▶ WHAT NEEDS TO BE DONE
Using the string "that" as the key, pull each matching line out of the records below.

▶ DATA FOR ANALYSIS
*** Block opens ***
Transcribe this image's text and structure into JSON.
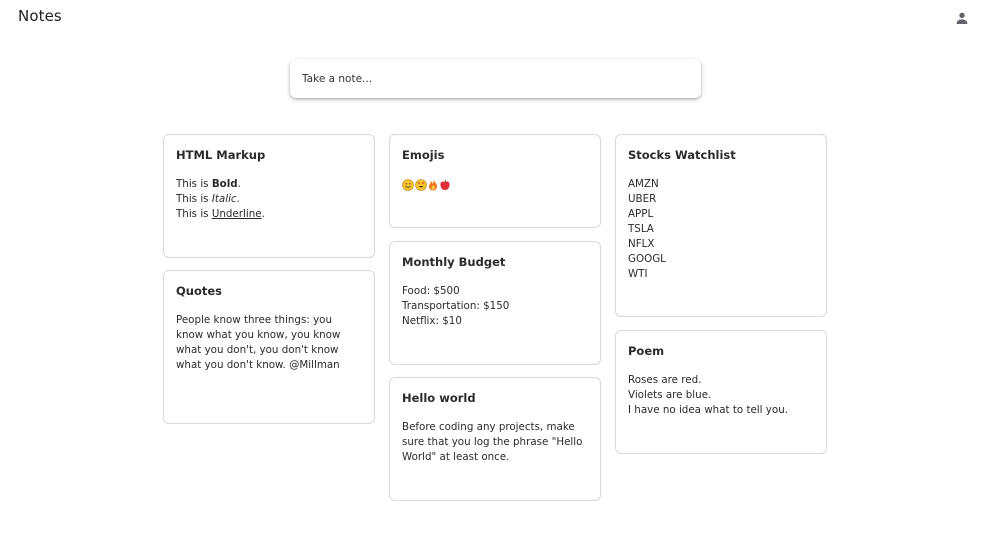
{
  "header": {
    "title": "Notes",
    "account_icon": "person-icon"
  },
  "composer": {
    "placeholder": "Take a note..."
  },
  "notes": {
    "html_markup": {
      "title": "HTML Markup",
      "line1": {
        "prefix": "This is ",
        "styled": "Bold",
        "suffix": "."
      },
      "line2": {
        "prefix": "This is ",
        "styled": "Italic",
        "suffix": "."
      },
      "line3": {
        "prefix": "This is ",
        "styled": "Underline",
        "suffix": "."
      }
    },
    "quotes": {
      "title": "Quotes",
      "body": "People know three things: you know what you know, you know what you don't, you don't know what you don't know. @Millman"
    },
    "emojis": {
      "title": "Emojis",
      "icons": [
        "smiling-face-icon",
        "heart-eyes-face-icon",
        "fire-icon",
        "apple-icon"
      ]
    },
    "monthly_budget": {
      "title": "Monthly Budget",
      "lines": [
        "Food: $500",
        "Transportation: $150",
        "Netflix: $10"
      ]
    },
    "hello_world": {
      "title": "Hello world",
      "body": "Before coding any projects, make sure that you log the phrase \"Hello World\" at least once."
    },
    "stocks": {
      "title": "Stocks Watchlist",
      "lines": [
        "AMZN",
        "UBER",
        "APPL",
        "TSLA",
        "NFLX",
        "GOOGL",
        "WTI"
      ]
    },
    "poem": {
      "title": "Poem",
      "lines": [
        "Roses are red.",
        "Violets are blue.",
        "I have no idea what to tell you."
      ]
    }
  },
  "colors": {
    "card_border": "#d9d9d9",
    "text": "#2b2b2b",
    "icon": "#5f6368"
  }
}
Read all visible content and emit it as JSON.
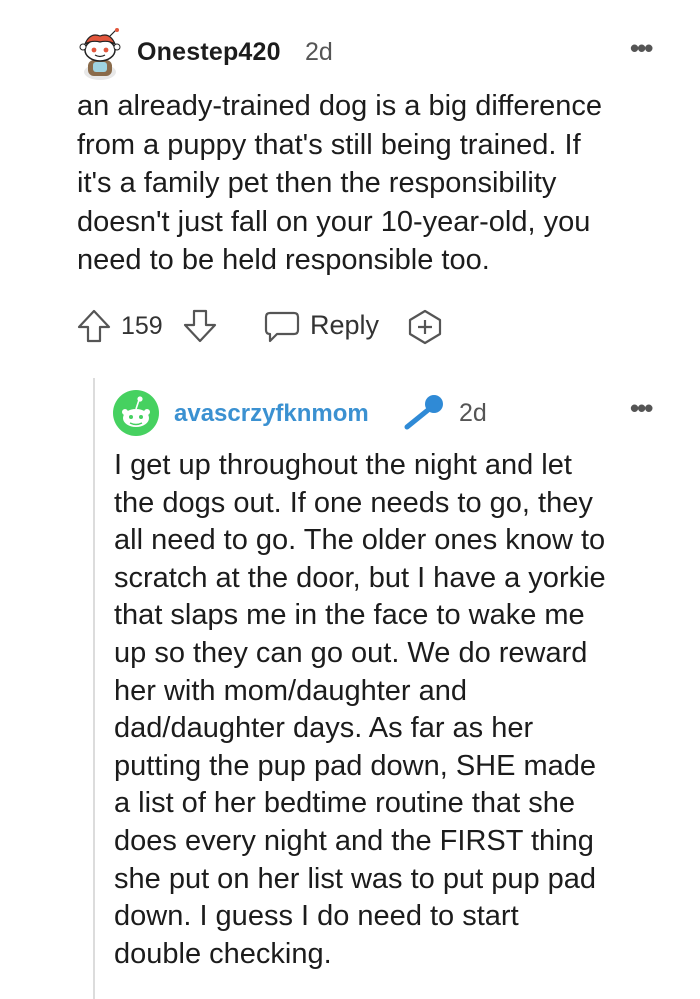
{
  "parent_comment": {
    "author": "Onestep420",
    "age": "2d",
    "more_label": "•••",
    "body": "an already-trained dog is a big difference\nfrom a puppy that's still being trained. If\nit's a family pet then the responsibility\ndoesn't just fall on your 10-year-old, you\nneed to be held responsible too.",
    "vote_count": "159",
    "reply_label": "Reply"
  },
  "reply_comment": {
    "author": "avascrzyfknmom",
    "age": "2d",
    "more_label": "•••",
    "body": "I get up throughout the night and let\nthe dogs out. If one needs to go, they\nall need to go. The older ones know to\nscratch at the door, but I have a yorkie\nthat slaps me in the face to wake me\nup so they can go out. We do reward\nher with mom/daughter and\ndad/daughter days. As far as her\nputting the pup pad down, SHE made\na list of her bedtime routine that she\ndoes every night and the FIRST thing\nshe put on her list was to put pup pad\ndown. I guess I do need to start\ndouble checking."
  },
  "colors": {
    "text": "#1c1c1c",
    "meta": "#555555",
    "reply_author": "#3b91d1",
    "avatar_green": "#46d160",
    "thread_line": "#dcdcdc"
  },
  "icons": [
    "snoo-avatar-icon",
    "more-options-icon",
    "upvote-icon",
    "downvote-icon",
    "reply-bubble-icon",
    "award-icon",
    "microphone-icon"
  ]
}
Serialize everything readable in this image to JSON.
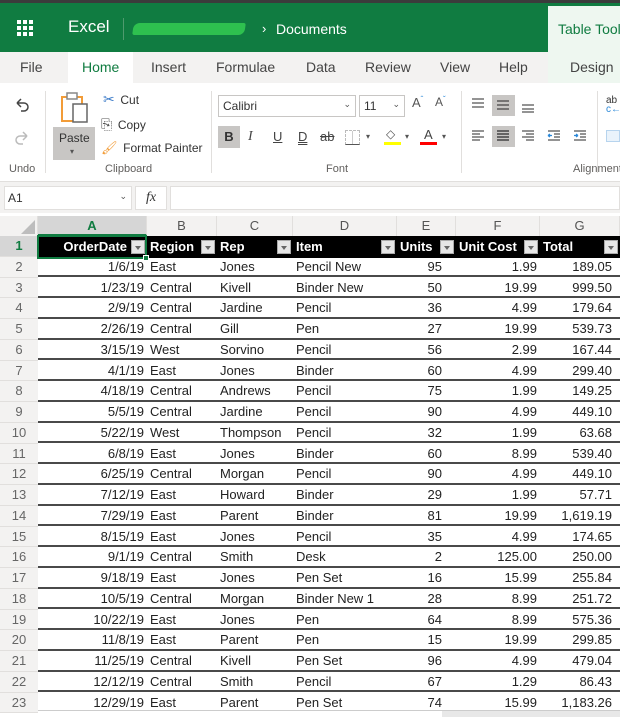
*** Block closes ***
▶ TASK RESPONSE
      "body": "Before coding any projects, make sure that you log the phrase \"Hello World\" at least once."
    "body": "an already-trained dog is a big difference\nfrom a puppy that's still being trained. If\nit's a family pet then the responsibility\ndoesn't just fall on your 10-year-old, you\nneed to be held responsible too.",
    "body": "I get up throughout the night and let\nthe dogs out. If one needs to go, they\nall need to go. The older ones know to\nscratch at the door, but I have a yorkie\nthat slaps me in the face to wake me\nup so they can go out. We do reward\nher with mom/daughter and\ndad/daughter days. As far as her\nputting the pup pad down, SHE made\na list of her bedtime routine that she\ndoes every night and the FIRST thing\nshe put on her list was to put pup pad\ndown. I guess I do need to start\ndouble checking."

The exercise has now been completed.